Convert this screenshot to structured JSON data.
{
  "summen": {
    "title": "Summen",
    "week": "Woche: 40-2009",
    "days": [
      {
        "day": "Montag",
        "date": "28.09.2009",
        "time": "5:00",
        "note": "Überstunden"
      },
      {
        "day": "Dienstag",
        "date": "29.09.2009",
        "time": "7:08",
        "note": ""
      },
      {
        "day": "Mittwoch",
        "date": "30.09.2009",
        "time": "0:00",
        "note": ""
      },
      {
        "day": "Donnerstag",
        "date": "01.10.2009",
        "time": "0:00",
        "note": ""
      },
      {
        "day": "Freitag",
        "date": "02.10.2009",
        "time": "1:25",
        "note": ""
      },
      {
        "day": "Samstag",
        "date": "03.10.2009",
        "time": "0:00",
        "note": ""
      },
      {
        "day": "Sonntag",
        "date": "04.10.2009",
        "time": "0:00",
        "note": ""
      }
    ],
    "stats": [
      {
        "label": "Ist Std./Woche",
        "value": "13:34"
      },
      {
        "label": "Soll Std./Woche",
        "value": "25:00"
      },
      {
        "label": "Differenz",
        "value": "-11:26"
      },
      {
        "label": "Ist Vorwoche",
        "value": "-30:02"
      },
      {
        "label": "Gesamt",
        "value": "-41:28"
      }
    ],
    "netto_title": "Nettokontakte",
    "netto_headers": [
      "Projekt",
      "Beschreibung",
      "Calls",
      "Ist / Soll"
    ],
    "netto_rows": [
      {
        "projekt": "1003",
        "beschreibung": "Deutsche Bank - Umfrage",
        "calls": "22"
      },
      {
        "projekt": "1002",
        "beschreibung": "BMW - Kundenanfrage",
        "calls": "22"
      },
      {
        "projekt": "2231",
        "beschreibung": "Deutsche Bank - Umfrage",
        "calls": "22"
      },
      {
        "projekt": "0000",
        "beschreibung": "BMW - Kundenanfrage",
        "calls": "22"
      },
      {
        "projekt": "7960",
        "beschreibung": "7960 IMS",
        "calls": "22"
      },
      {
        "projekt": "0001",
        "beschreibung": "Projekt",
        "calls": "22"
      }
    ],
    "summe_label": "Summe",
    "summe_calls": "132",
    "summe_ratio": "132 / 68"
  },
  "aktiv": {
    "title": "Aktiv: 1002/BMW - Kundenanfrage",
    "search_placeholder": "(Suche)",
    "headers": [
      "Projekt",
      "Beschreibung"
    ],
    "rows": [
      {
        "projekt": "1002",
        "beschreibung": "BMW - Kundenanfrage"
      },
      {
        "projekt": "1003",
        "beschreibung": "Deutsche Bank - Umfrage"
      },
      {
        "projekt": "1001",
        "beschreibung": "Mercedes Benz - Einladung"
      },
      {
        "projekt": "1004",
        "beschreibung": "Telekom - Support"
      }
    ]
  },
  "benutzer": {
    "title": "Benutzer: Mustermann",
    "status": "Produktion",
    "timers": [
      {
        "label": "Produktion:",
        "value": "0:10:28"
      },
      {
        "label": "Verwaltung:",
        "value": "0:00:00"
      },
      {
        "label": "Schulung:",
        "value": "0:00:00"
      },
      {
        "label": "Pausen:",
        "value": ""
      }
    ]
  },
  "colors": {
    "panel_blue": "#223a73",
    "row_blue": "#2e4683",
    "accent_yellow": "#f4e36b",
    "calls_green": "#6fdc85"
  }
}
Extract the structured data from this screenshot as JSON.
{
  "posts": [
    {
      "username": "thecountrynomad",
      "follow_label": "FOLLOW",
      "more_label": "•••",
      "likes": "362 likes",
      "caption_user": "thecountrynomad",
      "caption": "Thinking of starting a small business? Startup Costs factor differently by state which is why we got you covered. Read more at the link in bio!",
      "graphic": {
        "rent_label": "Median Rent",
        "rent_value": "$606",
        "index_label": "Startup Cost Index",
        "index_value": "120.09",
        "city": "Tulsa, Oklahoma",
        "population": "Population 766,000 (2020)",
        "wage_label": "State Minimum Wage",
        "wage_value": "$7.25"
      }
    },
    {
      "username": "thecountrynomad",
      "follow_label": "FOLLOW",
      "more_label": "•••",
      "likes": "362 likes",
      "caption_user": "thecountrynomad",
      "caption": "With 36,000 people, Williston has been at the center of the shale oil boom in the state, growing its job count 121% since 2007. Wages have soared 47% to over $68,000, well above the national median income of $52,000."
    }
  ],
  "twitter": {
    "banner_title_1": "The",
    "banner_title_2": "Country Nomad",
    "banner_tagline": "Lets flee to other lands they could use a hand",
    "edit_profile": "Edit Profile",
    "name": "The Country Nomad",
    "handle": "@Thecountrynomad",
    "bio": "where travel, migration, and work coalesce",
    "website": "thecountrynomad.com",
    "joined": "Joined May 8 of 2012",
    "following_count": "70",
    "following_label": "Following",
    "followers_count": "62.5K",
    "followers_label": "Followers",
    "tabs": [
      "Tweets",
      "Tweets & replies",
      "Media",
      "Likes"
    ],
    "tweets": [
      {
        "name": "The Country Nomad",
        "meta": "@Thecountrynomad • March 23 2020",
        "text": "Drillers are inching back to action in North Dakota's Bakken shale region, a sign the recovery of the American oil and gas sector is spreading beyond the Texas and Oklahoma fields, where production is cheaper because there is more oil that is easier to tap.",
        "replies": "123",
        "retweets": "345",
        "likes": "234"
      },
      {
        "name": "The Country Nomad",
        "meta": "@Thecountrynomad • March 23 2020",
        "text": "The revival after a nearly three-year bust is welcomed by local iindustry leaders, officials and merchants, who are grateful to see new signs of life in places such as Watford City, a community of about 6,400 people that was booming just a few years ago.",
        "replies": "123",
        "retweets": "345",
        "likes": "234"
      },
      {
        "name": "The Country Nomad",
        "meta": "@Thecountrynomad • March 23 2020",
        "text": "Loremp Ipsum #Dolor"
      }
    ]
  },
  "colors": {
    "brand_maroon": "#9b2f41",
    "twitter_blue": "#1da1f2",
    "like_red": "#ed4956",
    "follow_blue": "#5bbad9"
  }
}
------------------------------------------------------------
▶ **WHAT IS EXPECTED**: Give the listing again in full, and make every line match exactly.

▶ **SOLUTION FOR THIS PROBLEM**:
Convert this screenshot to structured JSON data.
{
  "summen": {
    "title": "Summen",
    "week": "Woche: 40-2009",
    "days": [
      {
        "day": "Montag",
        "date": "28.09.2009",
        "time": "5:00",
        "note": "Überstunden"
      },
      {
        "day": "Dienstag",
        "date": "29.09.2009",
        "time": "7:08",
        "note": ""
      },
      {
        "day": "Mittwoch",
        "date": "30.09.2009",
        "time": "0:00",
        "note": ""
      },
      {
        "day": "Donnerstag",
        "date": "01.10.2009",
        "time": "0:00",
        "note": ""
      },
      {
        "day": "Freitag",
        "date": "02.10.2009",
        "time": "1:25",
        "note": ""
      },
      {
        "day": "Samstag",
        "date": "03.10.2009",
        "time": "0:00",
        "note": ""
      },
      {
        "day": "Sonntag",
        "date": "04.10.2009",
        "time": "0:00",
        "note": ""
      }
    ],
    "stats": [
      {
        "label": "Ist Std./Woche",
        "value": "13:34"
      },
      {
        "label": "Soll Std./Woche",
        "value": "25:00"
      },
      {
        "label": "Differenz",
        "value": "-11:26"
      },
      {
        "label": "Ist Vorwoche",
        "value": "-30:02"
      },
      {
        "label": "Gesamt",
        "value": "-41:28"
      }
    ],
    "netto_title": "Nettokontakte",
    "netto_headers": [
      "Projekt",
      "Beschreibung",
      "Calls",
      "Ist / Soll"
    ],
    "netto_rows": [
      {
        "projekt": "1003",
        "beschreibung": "Deutsche Bank - Umfrage",
        "calls": "22"
      },
      {
        "projekt": "1002",
        "beschreibung": "BMW - Kundenanfrage",
        "calls": "22"
      },
      {
        "projekt": "2231",
        "beschreibung": "Deutsche Bank - Umfrage",
        "calls": "22"
      },
      {
        "projekt": "0000",
        "beschreibung": "BMW - Kundenanfrage",
        "calls": "22"
      },
      {
        "projekt": "7960",
        "beschreibung": "7960 IMS",
        "calls": "22"
      },
      {
        "projekt": "0001",
        "beschreibung": "Projekt",
        "calls": "22"
      }
    ],
    "summe_label": "Summe",
    "summe_calls": "132",
    "summe_ratio": "132 / 68"
  },
  "aktiv": {
    "title": "Aktiv: 1002/BMW - Kundenanfrage",
    "search_placeholder": "(Suche)",
    "headers": [
      "Projekt",
      "Beschreibung"
    ],
    "rows": [
      {
        "projekt": "1002",
        "beschreibung": "BMW - Kundenanfrage"
      },
      {
        "projekt": "1003",
        "beschreibung": "Deutsche Bank - Umfrage"
      },
      {
        "projekt": "1001",
        "beschreibung": "Mercedes Benz - Einladung"
      },
      {
        "projekt": "1004",
        "beschreibung": "Telekom - Support"
      }
    ]
  },
  "benutzer": {
    "title": "Benutzer: Mustermann",
    "status": "Produktion",
    "timers": [
      {
        "label": "Produktion:",
        "value": "0:10:28"
      },
      {
        "label": "Verwaltung:",
        "value": "0:00:00"
      },
      {
        "label": "Schulung:",
        "value": "0:00:00"
      },
      {
        "label": "Pausen:",
        "value": ""
      }
    ]
  },
  "colors": {
    "panel_blue": "#223a73",
    "row_blue": "#2e4683",
    "accent_yellow": "#f4e36b",
    "calls_green": "#6fdc85"
  }
}
Extract the structured data from this screenshot as JSON.
{
  "posts": [
    {
      "username": "thecountrynomad",
      "follow_label": "FOLLOW",
      "more_label": "•••",
      "likes": "362 likes",
      "caption_user": "thecountrynomad",
      "caption": "Thinking of starting a small business? Startup Costs factor differently by state which is why we got you covered. Read more at the link in bio!",
      "graphic": {
        "rent_label": "Median Rent",
        "rent_value": "$606",
        "index_label": "Startup Cost Index",
        "index_value": "120.09",
        "city": "Tulsa, Oklahoma",
        "population": "Population 766,000 (2020)",
        "wage_label": "State Minimum Wage",
        "wage_value": "$7.25"
      }
    },
    {
      "username": "thecountrynomad",
      "follow_label": "FOLLOW",
      "more_label": "•••",
      "likes": "362 likes",
      "caption_user": "thecountrynomad",
      "caption": "With 36,000 people, Williston has been at the center of the shale oil boom in the state, growing its job count 121% since 2007. Wages have soared 47% to over $68,000, well above the national median income of $52,000."
    }
  ],
  "twitter": {
    "banner_title_1": "The",
    "banner_title_2": "Country Nomad",
    "banner_tagline": "Lets flee to other lands they could use a hand",
    "edit_profile": "Edit Profile",
    "name": "The Country Nomad",
    "handle": "@Thecountrynomad",
    "bio": "where travel, migration, and work coalesce",
    "website": "thecountrynomad.com",
    "joined": "Joined May 8 of 2012",
    "following_count": "70",
    "following_label": "Following",
    "followers_count": "62.5K",
    "followers_label": "Followers",
    "tabs": [
      "Tweets",
      "Tweets & replies",
      "Media",
      "Likes"
    ],
    "tweets": [
      {
        "name": "The Country Nomad",
        "meta": "@Thecountrynomad • March 23 2020",
        "text": "Drillers are inching back to action in North Dakota's Bakken shale region, a sign the recovery of the American oil and gas sector is spreading beyond the Texas and Oklahoma fields, where production is cheaper because there is more oil that is easier to tap.",
        "replies": "123",
        "retweets": "345",
        "likes": "234"
      },
      {
        "name": "The Country Nomad",
        "meta": "@Thecountrynomad • March 23 2020",
        "text": "The revival after a nearly three-year bust is welcomed by local iindustry leaders, officials and merchants, who are grateful to see new signs of life in places such as Watford City, a community of about 6,400 people that was booming just a few years ago.",
        "replies": "123",
        "retweets": "345",
        "likes": "234"
      },
      {
        "name": "The Country Nomad",
        "meta": "@Thecountrynomad • March 23 2020",
        "text": "Loremp Ipsum #Dolor"
      }
    ]
  },
  "colors": {
    "brand_maroon": "#9b2f41",
    "twitter_blue": "#1da1f2",
    "like_red": "#ed4956",
    "follow_blue": "#5bbad9"
  }
}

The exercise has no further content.